Meanwhile, Leland has seen his acting dreams evaporate as a misunderstanding involving his weakness for women (and catalyzed by young Rebecca Golod) forces him to enlist and be sent to France. Here another incident sparked by his weakness for women nearly gets him killed and leads to a fateful rescue.
Hugo Black is as unhappy in the army as he was on the railroad. But as war ends for the rest of the world, Hugo finds himself in the frozen misery of a Russian winter; a place bereft of all comforts and mired in a forgotten bloody fight.
Gold (Carter Beats the Devil) has poured the whole WWI era out on the page â€“ American cowboy shows in Europe, crumbling political structures and the scary new ideas behind Bolshevism, patriotic Liberty Bond rallies and a burgeoning propaganda machine, a runaway train in Russia, grinding misery in France. But above all, thereâ€™s the movie business â€“ the stars, the studio system, the glitter, the insatiable demand of the audience, the magic, and the work. Underneath the glamour and flush of triumph is the lingering insecurity; the fear that itâ€™s all just a fad and people will tire of looking at moving pictures by tomorrow or next year.
This is a sparkling, sprawling story with frequent jarring jumps. From Beverly Hills fretting to an eerie tableau of frozen, stripped soldiers, their dead limbs emerging from rock-hard mud, to the angst and intensity of a Chaplin vision to a scene of callous cruelty in the trenches of France, to the backrooms and boardrooms of American business and government. Sometimes we experience the book like a panoramic film that then zooms in on the individual. We find ourselves inside lots of heads, empathizing with a plethora of personalities, ambitions and fears.
Each element engages the reader; the writing is dazzling, visual and intense; the history is thorough and authentic, the ideas are ambitious.

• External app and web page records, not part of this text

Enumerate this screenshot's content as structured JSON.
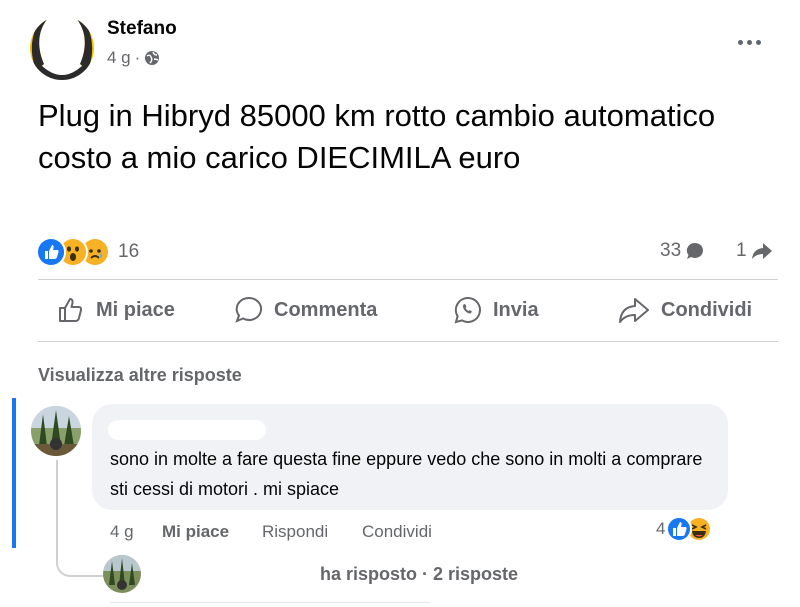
{
  "post": {
    "author": "Stefano",
    "time": "4 g",
    "separator": "·",
    "text": "Plug in Hibryd 85000 km rotto cambio automatico costo a mio carico DIECIMILA euro",
    "reactions": {
      "icons": [
        "like-icon",
        "wow-icon",
        "sad-icon"
      ],
      "count": "16"
    },
    "comments_count": "33",
    "shares_count": "1"
  },
  "actions": {
    "like": "Mi piace",
    "comment": "Commenta",
    "send": "Invia",
    "share": "Condividi"
  },
  "comments": {
    "view_more": "Visualizza altre risposte",
    "items": [
      {
        "text": "sono in molte a fare questa fine eppure vedo che sono in molti a comprare sti cessi di motori . mi spiace",
        "time": "4 g",
        "like": "Mi piace",
        "reply": "Rispondi",
        "share": "Condividi",
        "reaction_count": "4",
        "reaction_icons": [
          "like-icon",
          "haha-icon"
        ]
      }
    ],
    "replies_link": "ha risposto · 2 risposte"
  },
  "colors": {
    "like_blue": "#1877f2",
    "reaction_yellow": "#f7b125",
    "secondary_text": "#65676b",
    "bubble_bg": "#f0f2f5"
  }
}
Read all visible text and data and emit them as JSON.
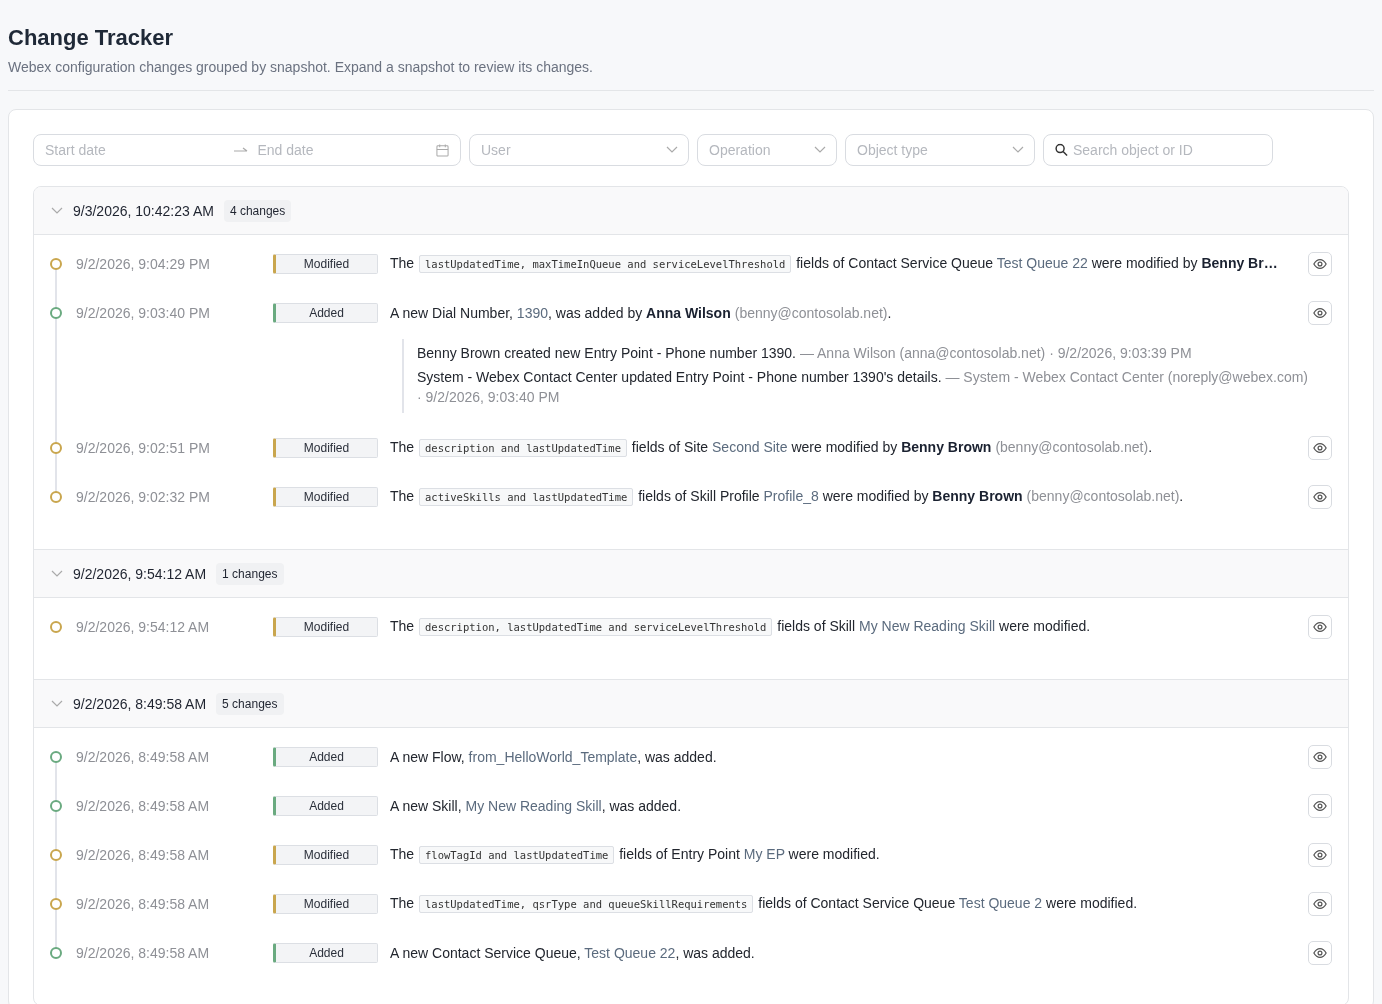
{
  "header": {
    "title": "Change Tracker",
    "subtitle": "Webex configuration changes grouped by snapshot. Expand a snapshot to review its changes."
  },
  "filters": {
    "start_date": {
      "placeholder": "Start date"
    },
    "end_date": {
      "placeholder": "End date"
    },
    "selects": [
      {
        "placeholder": "User"
      },
      {
        "placeholder": "Operation"
      },
      {
        "placeholder": "Object type"
      }
    ],
    "search": {
      "placeholder": "Search object or ID"
    }
  },
  "snapshots": [
    {
      "time": "9/3/2026, 10:42:23 AM",
      "count": "4 changes",
      "expanded": true,
      "changes": [
        {
          "time": "9/2/2026, 9:04:29 PM",
          "kind": "modified",
          "operation": "Modified",
          "description": [
            {
              "kind": "text",
              "text": "The "
            },
            {
              "kind": "code",
              "text": "lastUpdatedTime, maxTimeInQueue and serviceLevelThreshold"
            },
            {
              "kind": "text",
              "text": " fields of Contact Service Queue "
            },
            {
              "kind": "name",
              "text": "Test Queue 22"
            },
            {
              "kind": "text",
              "text": " were modified by "
            },
            {
              "kind": "user",
              "text": "Benny Br…"
            }
          ]
        },
        {
          "time": "9/2/2026, 9:03:40 PM",
          "kind": "added",
          "operation": "Added",
          "description": [
            {
              "kind": "text",
              "text": "A new Dial Number, "
            },
            {
              "kind": "name",
              "text": "1390"
            },
            {
              "kind": "text",
              "text": ", was added by "
            },
            {
              "kind": "user",
              "text": "Anna Wilson"
            },
            {
              "kind": "email",
              "text": "(benny@contosolab.net)"
            },
            {
              "kind": "text",
              "text": "."
            }
          ],
          "notes": [
            {
              "text": "Benny Brown created new Entry Point - Phone number 1390.",
              "source": "— Anna Wilson (anna@contosolab.net) · 9/2/2026, 9:03:39 PM"
            },
            {
              "text": "System - Webex Contact Center updated Entry Point - Phone number 1390's details.",
              "source": "— System - Webex Contact Center (noreply@webex.com) · 9/2/2026, 9:03:40 PM"
            }
          ]
        },
        {
          "time": "9/2/2026, 9:02:51 PM",
          "kind": "modified",
          "operation": "Modified",
          "description": [
            {
              "kind": "text",
              "text": "The "
            },
            {
              "kind": "code",
              "text": "description and lastUpdatedTime"
            },
            {
              "kind": "text",
              "text": " fields of Site "
            },
            {
              "kind": "name",
              "text": "Second Site"
            },
            {
              "kind": "text",
              "text": " were modified by "
            },
            {
              "kind": "user",
              "text": "Benny Brown"
            },
            {
              "kind": "email",
              "text": "(benny@contosolab.net)"
            },
            {
              "kind": "text",
              "text": "."
            }
          ]
        },
        {
          "time": "9/2/2026, 9:02:32 PM",
          "kind": "modified",
          "operation": "Modified",
          "description": [
            {
              "kind": "text",
              "text": "The "
            },
            {
              "kind": "code",
              "text": "activeSkills and lastUpdatedTime"
            },
            {
              "kind": "text",
              "text": " fields of Skill Profile "
            },
            {
              "kind": "name",
              "text": "Profile_8"
            },
            {
              "kind": "text",
              "text": " were modified by "
            },
            {
              "kind": "user",
              "text": "Benny Brown"
            },
            {
              "kind": "email",
              "text": "(benny@contosolab.net)"
            },
            {
              "kind": "text",
              "text": "."
            }
          ]
        }
      ]
    },
    {
      "time": "9/2/2026, 9:54:12 AM",
      "count": "1 changes",
      "expanded": true,
      "changes": [
        {
          "time": "9/2/2026, 9:54:12 AM",
          "kind": "modified",
          "operation": "Modified",
          "description": [
            {
              "kind": "text",
              "text": "The "
            },
            {
              "kind": "code",
              "text": "description, lastUpdatedTime and serviceLevelThreshold"
            },
            {
              "kind": "text",
              "text": " fields of Skill "
            },
            {
              "kind": "name",
              "text": "My New Reading Skill"
            },
            {
              "kind": "text",
              "text": " were modified."
            }
          ]
        }
      ]
    },
    {
      "time": "9/2/2026, 8:49:58 AM",
      "count": "5 changes",
      "expanded": true,
      "changes": [
        {
          "time": "9/2/2026, 8:49:58 AM",
          "kind": "added",
          "operation": "Added",
          "description": [
            {
              "kind": "text",
              "text": "A new Flow, "
            },
            {
              "kind": "name",
              "text": "from_HelloWorld_Template"
            },
            {
              "kind": "text",
              "text": ", was added."
            }
          ]
        },
        {
          "time": "9/2/2026, 8:49:58 AM",
          "kind": "added",
          "operation": "Added",
          "description": [
            {
              "kind": "text",
              "text": "A new Skill, "
            },
            {
              "kind": "name",
              "text": "My New Reading Skill"
            },
            {
              "kind": "text",
              "text": ", was added."
            }
          ]
        },
        {
          "time": "9/2/2026, 8:49:58 AM",
          "kind": "modified",
          "operation": "Modified",
          "description": [
            {
              "kind": "text",
              "text": "The "
            },
            {
              "kind": "code",
              "text": "flowTagId and lastUpdatedTime"
            },
            {
              "kind": "text",
              "text": " fields of Entry Point "
            },
            {
              "kind": "name",
              "text": "My EP"
            },
            {
              "kind": "text",
              "text": " were modified."
            }
          ]
        },
        {
          "time": "9/2/2026, 8:49:58 AM",
          "kind": "modified",
          "operation": "Modified",
          "description": [
            {
              "kind": "text",
              "text": "The "
            },
            {
              "kind": "code",
              "text": "lastUpdatedTime, qsrType and queueSkillRequirements"
            },
            {
              "kind": "text",
              "text": " fields of Contact Service Queue "
            },
            {
              "kind": "name",
              "text": "Test Queue 2"
            },
            {
              "kind": "text",
              "text": " were modified."
            }
          ]
        },
        {
          "time": "9/2/2026, 8:49:58 AM",
          "kind": "added",
          "operation": "Added",
          "description": [
            {
              "kind": "text",
              "text": "A new Contact Service Queue, "
            },
            {
              "kind": "name",
              "text": "Test Queue 22"
            },
            {
              "kind": "text",
              "text": ", was added."
            }
          ]
        }
      ]
    }
  ]
}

While it often feels like trying to hold on to too much at once during a bumpy, spectacular ride, in the end it feels like youâ€™ve been someplace.
|AMAZON READER RATING:||from 61 readers|
|PUBLISHER:||Knopf; 1 edition (May 5, 2009)|
|AUTHOR WEBSITE:||Wikipedia page on Glen David Gold
Glen David Gold blog
|EXTRAS:||Guardian interview with Glen David Gold|
|MORE ON MOSTLYFICTION:||Read an excerpt from Carter Beats the Devil|